There’s one trouble with these arguments, and that is what quantum physics calls the observer effect. The observer, the act of observing, detectably displaces the observed. You can’t catch reality not being looked at, because you’re always peeking, however indirectly. The most august and monumental instruments, standing cold and alone in their sterile fastnesses in the night, humming dispassionately, are projections of the “vile jellies” of our eyes; they are cartoon crab eyestalks goggling at the galaxies or the gluons. And seeing participates in the ordering of the seen.

So maybe there really is meaning in the universe—because we see it there.

But, but, but—sputters the skeptic—it isn’t really there! It’s a fantasy! The reality behind the colorful backdrops we hang to hide it is indifferent, unknowable, colorless, tasteless, formless, qualityless, a droning Brownian vibration like the snow and static on a 1950s TV screen after hours.

And I say that, too, is a fantasy. And a faith. A heroic faith in ourselves, that cast away in the subatomic pablum of a senseless universe, with sufficient unsentimentality we can harness its blind powers for our own, and bestride the cosmos, and conquer death.

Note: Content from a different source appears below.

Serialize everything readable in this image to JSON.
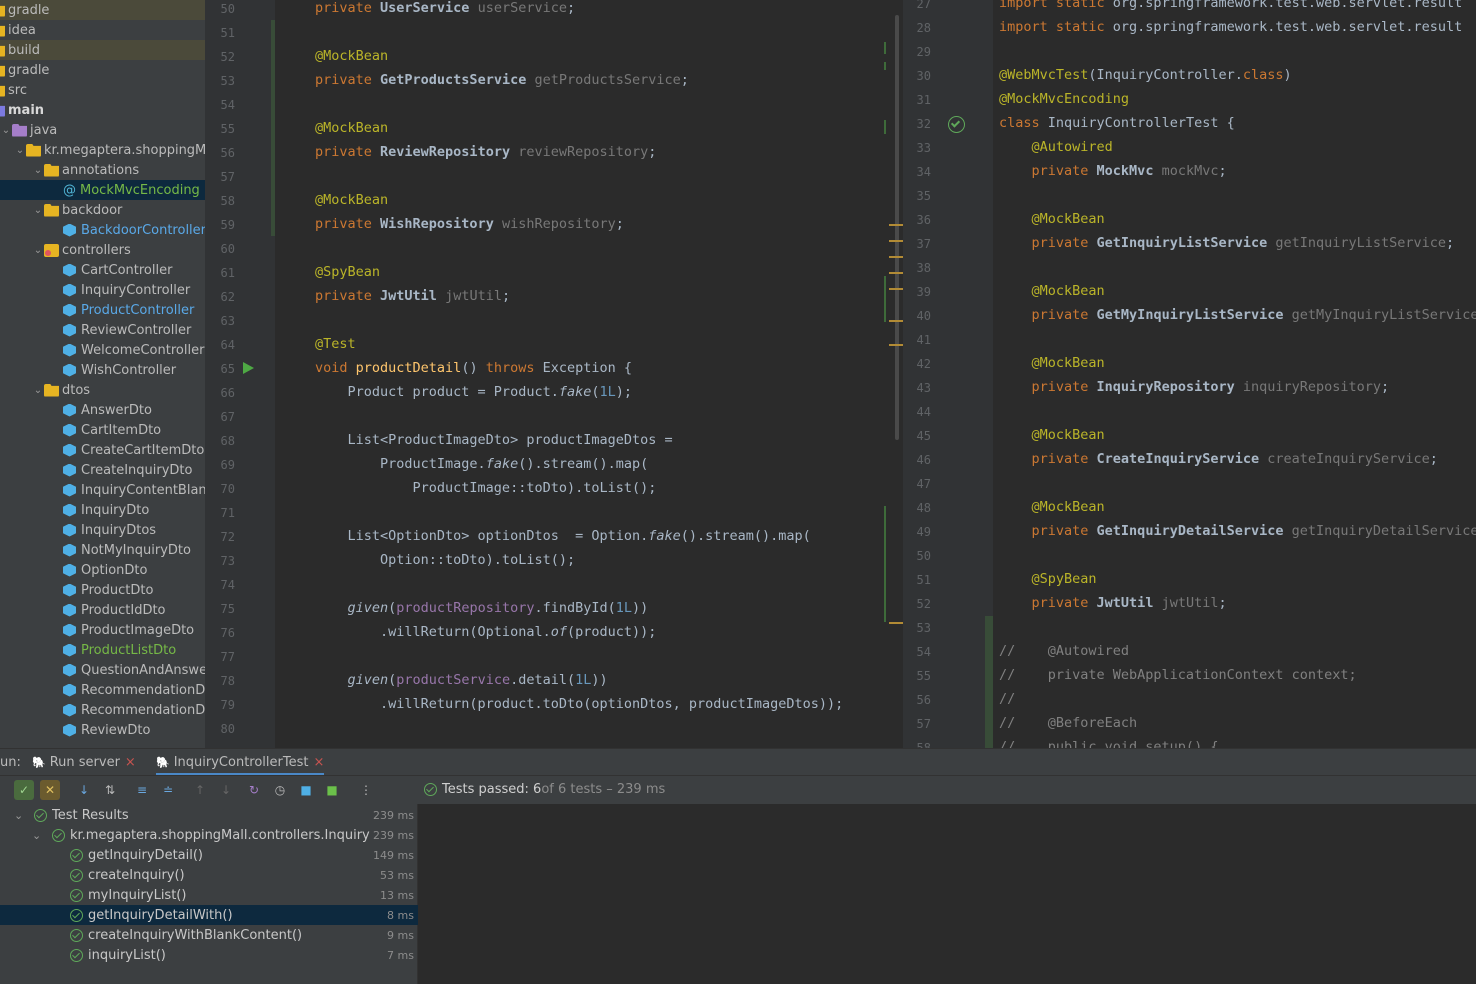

We’ll see about that.

There IS no “really.” Every attempt we make to peel away another layer of contingent appearances, to strip ourselves out of the equation, we do with and from within a human mind. In a perishable human body.

There’s no escape.

Whatever we imagine, including an inviolate cosmos of physical and mathematical laws unsmeared by the toddler’s applesauce of human imagination, we see . . . through a human imagination. Pure abstract rationality is a highly trained and specialized form of human imagination, a clear plastic lens inserted to improve on nature’s more flexible but occluded one. Does it discover truths, proven as such by their predicted and stupendous success at manipulating matter and energy, our technology that Arthur C. Clarke called “indistinguishable from magic“? Oh my, yes! And of course these discoveries are driven by an ulterior motive: to become more powerful, less vulnerable, to build ourselves a safe and stylish home in this dangerous place—and also, if this is our faith, to feel superior to other primates whose gods are less potent. So sue us, we’re alive.

And so-called superstitions about synchronicity and meaning are also attempts to make ourselves more significant, safer, and more at home here. They don’t have the power to discover and create structures in the material world, but they do have power to discover and create structures in the emotional world, laws of wisdom based on centuries of shrewd observation, by which we can navigate with more confidence and orientation through our lives, and accept the things, like mortality, we cannot change (yet—I’ll toss the ardently believing “skeptics” that bone).

If the way that something is proven “true” and “real” is that it works, there are structures in thought and feeling that work and don’t work, too. Addiction is based on an untruth: it doesn’t work. The twelve steps of Alcoholics Anonymous manifestly do work. The “Logotherapy” of Viktor Frankl, finding motivation through finding meaning, works. The detached equanimity of Stoicism works. The skeptics say that synchronicity isn’t “true” even if it warms our “hearts” as surely as infrared radiation warms our skins—both essential for survival. The counterskeptics might rejoinder that, you know . . . hubris doesn’t work.

Just sayin’.